8. Employment — Your main purpose of coming to the USA should be to study, not for the chance to work before or after graduation. While many students do work off-campus during their studies, such employment is incidental to their main purpose of completing their U.S. education. You must be able to clearly articulate your plan to return home at the end of your program. If your spouse is also applying for an accompanying F-2 visa, be aware that F-2 dependents cannot, under any circumstances, be employed in the United States. If asked, be prepared to address what your spouse intends to do with his or her time while in the United States. Volunteer work and attending school part-time are permitted activities.

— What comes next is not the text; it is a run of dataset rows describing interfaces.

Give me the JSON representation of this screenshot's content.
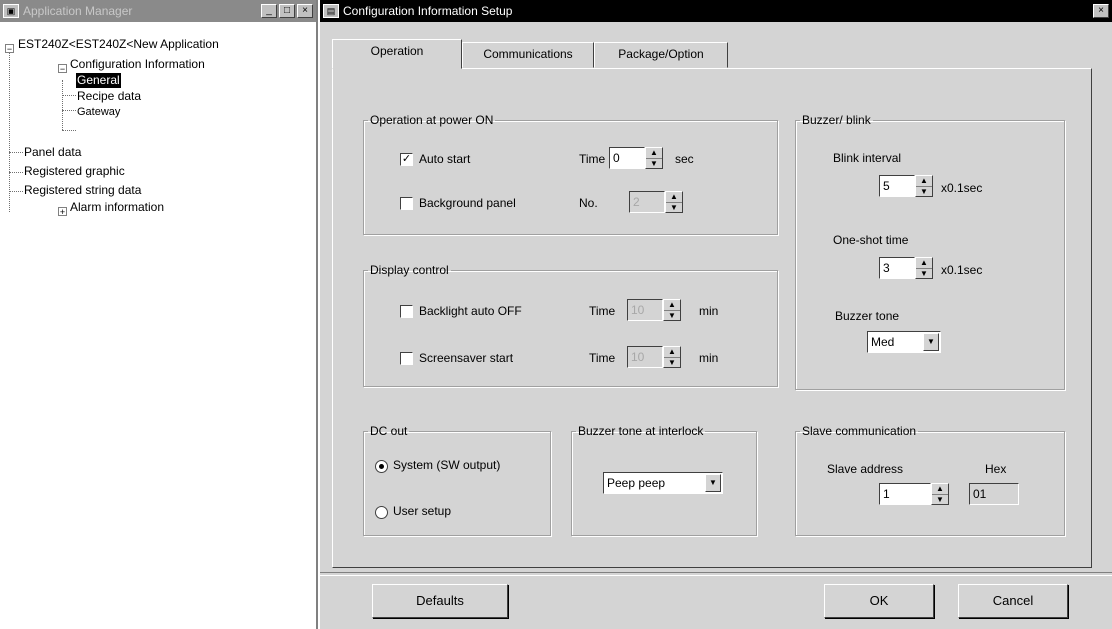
{
  "app_manager": {
    "title": "Application Manager",
    "window_buttons": [
      "_",
      "□",
      "×"
    ],
    "tree": {
      "root": "EST240Z<EST240Z<New Application",
      "config_info": "Configuration Information",
      "general": "General",
      "recipe": "Recipe data",
      "gateway": "Gateway",
      "panel": "Panel data",
      "reg_graphic": "Registered graphic",
      "reg_string": "Registered string data",
      "alarm": "Alarm information"
    }
  },
  "dialog": {
    "title": "Configuration Information Setup",
    "close": "×",
    "tabs": [
      "Operation",
      "Communications",
      "Package/Option"
    ],
    "power_on": {
      "legend": "Operation at power ON",
      "auto_start": "Auto start",
      "auto_start_checked": true,
      "time_label": "Time",
      "time_value": "0",
      "sec": "sec",
      "bg_panel": "Background panel",
      "bg_panel_checked": false,
      "no_label": "No.",
      "no_value": "2"
    },
    "display": {
      "legend": "Display control",
      "backlight": "Backlight auto OFF",
      "backlight_checked": false,
      "backlight_time_label": "Time",
      "backlight_value": "10",
      "backlight_unit": "min",
      "saver": "Screensaver start",
      "saver_checked": false,
      "saver_time_label": "Time",
      "saver_value": "10",
      "saver_unit": "min"
    },
    "buzzer_blink": {
      "legend": "Buzzer/ blink",
      "blink_label": "Blink interval",
      "blink_value": "5",
      "blink_unit": "x0.1sec",
      "oneshot_label": "One-shot time",
      "oneshot_value": "3",
      "oneshot_unit": "x0.1sec",
      "tone_label": "Buzzer tone",
      "tone_value": "Med"
    },
    "dc_out": {
      "legend": "DC out",
      "system": "System (SW output)",
      "user": "User setup",
      "selected": "system"
    },
    "interlock": {
      "legend": "Buzzer tone at interlock",
      "value": "Peep peep"
    },
    "slave": {
      "legend": "Slave communication",
      "addr_label": "Slave address",
      "hex_label": "Hex",
      "addr_value": "1",
      "hex_value": "01"
    },
    "buttons": {
      "defaults": "Defaults",
      "ok": "OK",
      "cancel": "Cancel"
    }
  }
}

9. Dependents remaining at home — If your spouse and children are remaining behind in your country, be prepared to address how they will support themselves in your absence. This can be an especially tricky area if you are the primary source of income for your family. If the consular officer gains the impression that your family members will need you to remit money from the USA in order to support themselves, your student visa application will almost certainly be denied. If your family does decide to join you at a later time, it is helpful to have them apply at the same post where you applied for your visa.
10. Maintain a positive attitude — Do not engage the consular officer in an argument. If you are denied a student visa, ask the officer for a list of documents he or she would suggest you bring in order to overcome the refusal, and try to get the reason you were denied in writing.

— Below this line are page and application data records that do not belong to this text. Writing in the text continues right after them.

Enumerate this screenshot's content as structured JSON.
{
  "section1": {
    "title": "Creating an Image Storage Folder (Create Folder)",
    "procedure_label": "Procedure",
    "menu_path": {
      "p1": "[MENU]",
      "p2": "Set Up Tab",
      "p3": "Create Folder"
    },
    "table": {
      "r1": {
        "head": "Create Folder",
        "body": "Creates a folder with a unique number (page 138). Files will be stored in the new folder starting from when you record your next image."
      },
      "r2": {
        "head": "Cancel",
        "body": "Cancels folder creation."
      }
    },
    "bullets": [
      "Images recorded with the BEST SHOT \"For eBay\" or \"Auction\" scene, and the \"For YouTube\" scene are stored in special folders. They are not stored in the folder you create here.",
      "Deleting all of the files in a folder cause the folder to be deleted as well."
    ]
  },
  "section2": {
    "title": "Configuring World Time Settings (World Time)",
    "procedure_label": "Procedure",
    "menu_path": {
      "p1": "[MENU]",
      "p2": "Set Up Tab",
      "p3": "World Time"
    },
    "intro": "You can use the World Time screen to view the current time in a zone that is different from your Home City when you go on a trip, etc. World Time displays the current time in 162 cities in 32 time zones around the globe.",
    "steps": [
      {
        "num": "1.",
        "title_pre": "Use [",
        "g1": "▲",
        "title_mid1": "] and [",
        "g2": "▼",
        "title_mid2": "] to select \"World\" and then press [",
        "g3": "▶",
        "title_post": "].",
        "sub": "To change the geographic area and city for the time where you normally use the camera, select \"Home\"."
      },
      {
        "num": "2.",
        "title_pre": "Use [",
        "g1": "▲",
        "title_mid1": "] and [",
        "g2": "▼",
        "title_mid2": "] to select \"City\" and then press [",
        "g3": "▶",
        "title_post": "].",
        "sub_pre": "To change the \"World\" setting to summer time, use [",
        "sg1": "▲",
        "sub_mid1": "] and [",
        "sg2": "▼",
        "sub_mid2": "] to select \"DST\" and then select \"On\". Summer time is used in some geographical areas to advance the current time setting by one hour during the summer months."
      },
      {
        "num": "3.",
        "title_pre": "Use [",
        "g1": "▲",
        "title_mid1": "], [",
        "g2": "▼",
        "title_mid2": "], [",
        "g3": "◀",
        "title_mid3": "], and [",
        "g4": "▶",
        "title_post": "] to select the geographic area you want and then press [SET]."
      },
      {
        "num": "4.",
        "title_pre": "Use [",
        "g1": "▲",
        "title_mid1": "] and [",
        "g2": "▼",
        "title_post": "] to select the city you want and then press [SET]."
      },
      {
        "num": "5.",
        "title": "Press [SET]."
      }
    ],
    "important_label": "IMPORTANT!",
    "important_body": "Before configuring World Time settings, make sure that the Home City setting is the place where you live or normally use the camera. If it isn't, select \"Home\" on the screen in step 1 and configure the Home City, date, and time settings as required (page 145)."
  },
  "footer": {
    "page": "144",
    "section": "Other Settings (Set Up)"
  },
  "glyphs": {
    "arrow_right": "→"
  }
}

Upon Arrival into the United States
U.S. immigration regulations state that new students entering on an F-1 student visa will only be eligible to enter the U.S. 30 calendar days or less prior to the beginning of the program start date, as stated on the Form I-20.

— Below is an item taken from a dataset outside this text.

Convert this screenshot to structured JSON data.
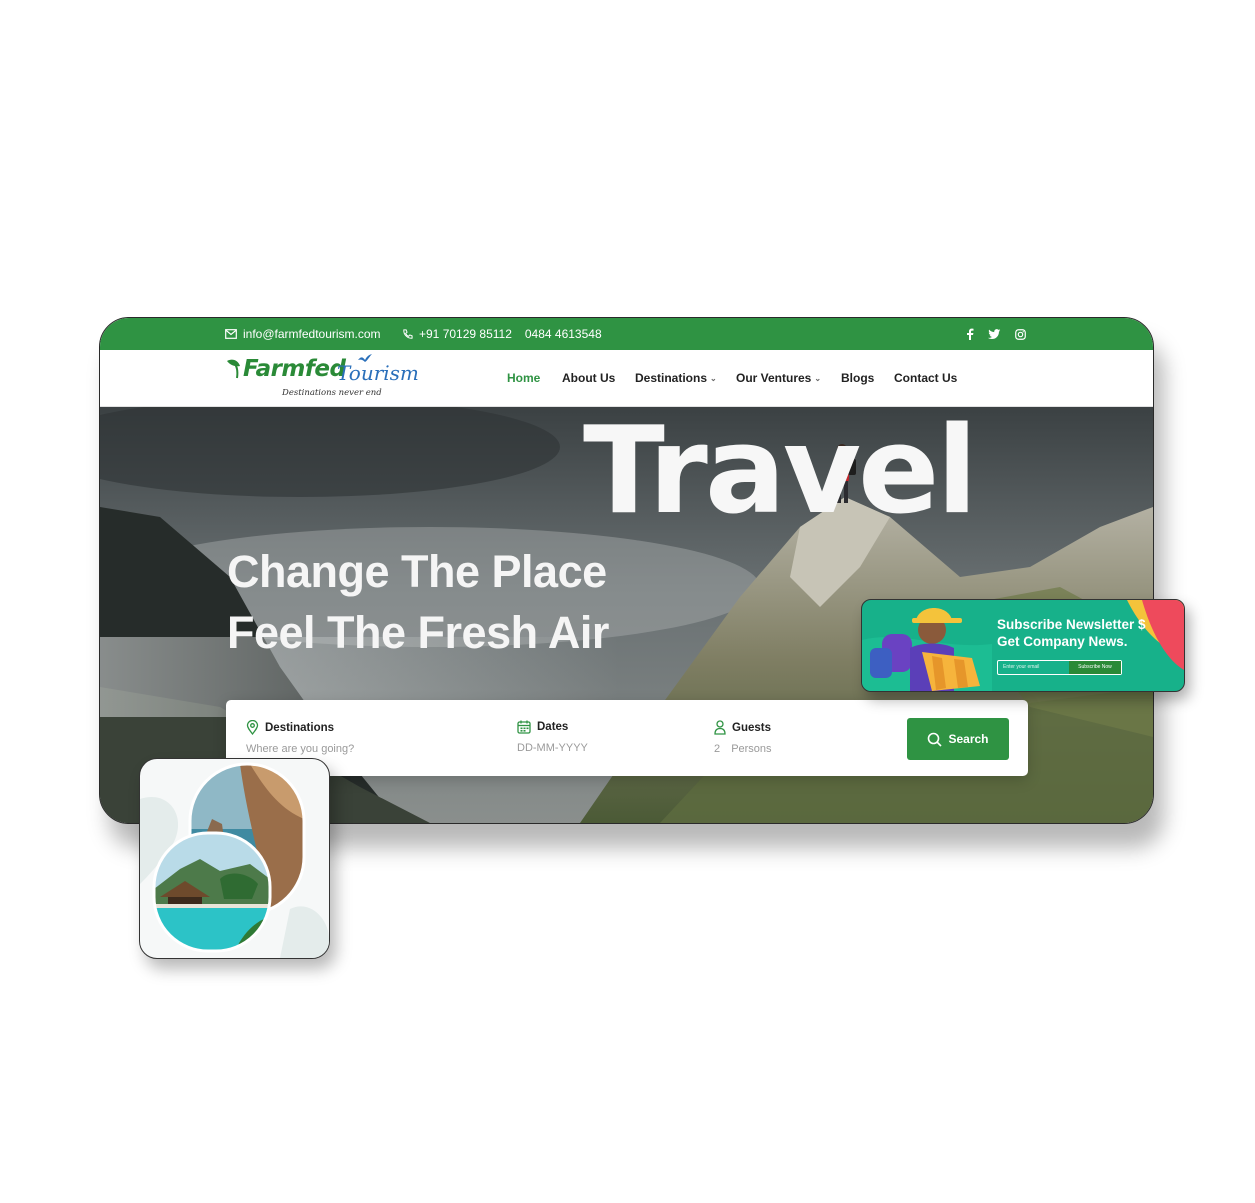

Most new international students generally arrive at the Los Angeles International Airport (LAX), about a 45-minute drive from IUE. For most students, it will be their Port of Entry (POE), the first entry point into the U.S. as a legal non-immigrant. Please find below a guide on procedures on the aircraft, customs at the POE, and baggage claim.
On the aircraft, prior to landing, the flight attendant will distribute customs declaration forms and U.S. Customs and Border Protection forms. One important form is the I-94 arrival/departure document.
Important reminders when filling out I-94 document:
1. Print clearly, with one letter in each space
2. Date of Birth is in order of MONTH, DAY, YEAR
3. Any mistakes will result in a correction procedure that is quite time consuming. Minor mistakes can cause major delays with certain applications that may be filed upon arriving on campus so please be attentive and careful when filling out the I-94 document.
Upon arrival, students will present their:
1. Passport and Visa
3. I-94 document
All newly admitted F-1 students must check-in in-person with IUE’s Designated School Official (DSO) within 10 days of arrival to the U.S or before the program start date. Failure to check-in in-person with IUE’s DSO will result in the termination of your SEVIS record.